A Pritzker spokesperson noted the governor doesn’t have a deadline to make the appointments.

And the board still has a quorum to take vote action with three members in place, including Northbrook accountant Steve Dolins, who was appointed by former Gov. Bruce Rauner. Pritzker has appointed the other two members since March: Chicago Police Sgt. Ruben Ramirez Jr., a supervisor in the city’s Organized Crime Bureau; and CNA Insurance corporate attorney Dionne Hayden.

From left: Gaming board members Steven Dolins, Don Tracy, Ruben Ramirez and Dionne Hayden at a June 2019 board meeting.
From left: Gaming board members Steven Dolins, Don Tracy, Ruben Ramirez and Dionne Hayden at a June 2019 board meeting.
Mitchell Armentrout/Sun-Times

Tracy, a Rauner appointee, says he’s surprised his board slot still hasn’t been filled even though he offered his resignation shortly after Pritzker was elected last November.

“These are not the easiest spots to fill,” the Springfield attorney says. “I found it very challenging, particularly for someone with a full-time job.”

Tracy estimates he spent up to 400 hours per year on gaming board business on top of his private practice, making several trips a month from the state capital to Chicago for regular meetings with staff.

Jaffe, who was retired along with most of his cohorts, says he spent the bulk of the work week at the gaming board’s Loop headquarters.

The board had about 200 workers back then, according to Jaffe. That was up to 235 by the end of last year, including 78 Illinois State Police troopers, seven technology department workers and 150 directly employed by the gaming board.

“I always said we needed to double our staff. We never got it. And that was before video gaming took off,” Jaffe says, referring to the roughly 7,000 video gaming establishments that are nearly equivalent to six casinos.

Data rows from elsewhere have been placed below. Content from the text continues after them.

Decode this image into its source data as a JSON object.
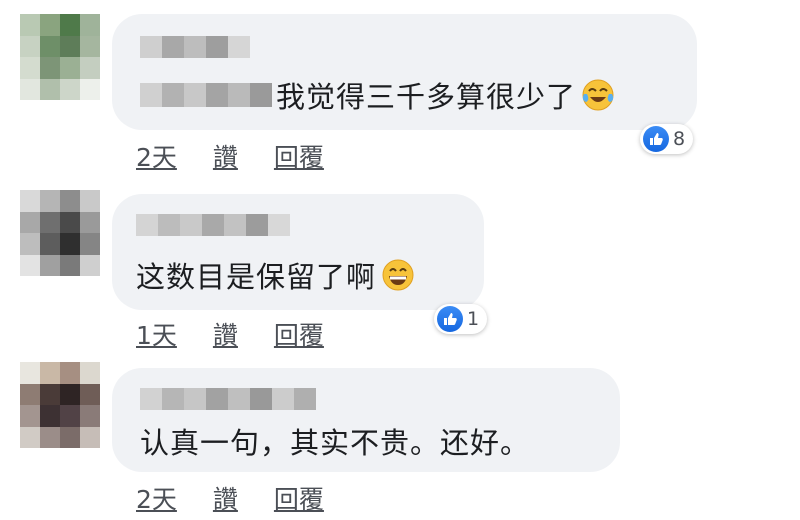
{
  "comments": [
    {
      "text": "我觉得三千多算很少了",
      "emoji": "tears-of-joy-emoji",
      "reaction_count": "8",
      "time": "2天",
      "like_label": "讚",
      "reply_label": "回覆",
      "avatar_colors": [
        "#b9c9b3",
        "#8aa47f",
        "#4f7a4a",
        "#9fb39a",
        "#c7d2c2",
        "#6e8f68",
        "#5e7d59",
        "#a5b69f",
        "#d4dccf",
        "#7d9577",
        "#9bb094",
        "#c4cec0",
        "#e2e7df",
        "#b0bfab",
        "#cdd6c9",
        "#edf0eb"
      ]
    },
    {
      "text": "这数目是保留了啊",
      "emoji": "grinning-emoji",
      "reaction_count": "1",
      "time": "1天",
      "like_label": "讚",
      "reply_label": "回覆",
      "avatar_colors": [
        "#d9d9d9",
        "#b5b5b5",
        "#8d8d8d",
        "#c9c9c9",
        "#a8a8a8",
        "#6f6f6f",
        "#4a4a4a",
        "#9a9a9a",
        "#bdbdbd",
        "#5d5d5d",
        "#2f2f2f",
        "#858585",
        "#e3e3e3",
        "#a0a0a0",
        "#7a7a7a",
        "#cfcfcf"
      ]
    },
    {
      "text": "认真一句，其实不贵。还好。",
      "time": "2天",
      "like_label": "讚",
      "reply_label": "回覆",
      "avatar_colors": [
        "#e8e6df",
        "#c9b8a6",
        "#a68f82",
        "#dcd8cf",
        "#8e7c73",
        "#4a3b38",
        "#2e2424",
        "#6f5d57",
        "#a39590",
        "#3d3133",
        "#514246",
        "#8a7b78",
        "#d1cbc5",
        "#9b8d89",
        "#7b6c69",
        "#c6bdb7"
      ]
    }
  ],
  "colors": {
    "bubble": "#f0f2f5",
    "like_blue": "#1877f2",
    "meta_text": "#4b4f56"
  }
}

“Never, ever has the gaming board had adequate staffing,” Jaffe says. “We are talking about extensive investigations. There’s always opportunity for the criminal element to creep in someplace.”

Tracy says despite being “severely understaffed” in the board’s legal department midway through his tenure, they had enough manpower for investigations and background checks.

“But proactive raids, random spot checks — that’s where we were probably understaffed,” Tracy says.

Pritzker’s state budget does set aside new money for the gaming board, with 35 new employees and an $8 million funding increase to about $162 million.

The three current board members meet state law requirements that the board include a lawyer, accountant and someone with law enforcement background.

The only other requirements for potential members are “a reasonable knowledge of the practice, procedure and principles of gambling operations,” no criminal record and no financial interest in any gambling operations.

Tracy noted Pritzker is responsible for making appointments to nearly 300 state boards and commissions.

Asked about his gaming board search several times since the bill signing, Pritzker said during an appearance last week “that’s all happening right now.

“We’ll be making announcements about the members and the chair of the gaming board as soon as we can.”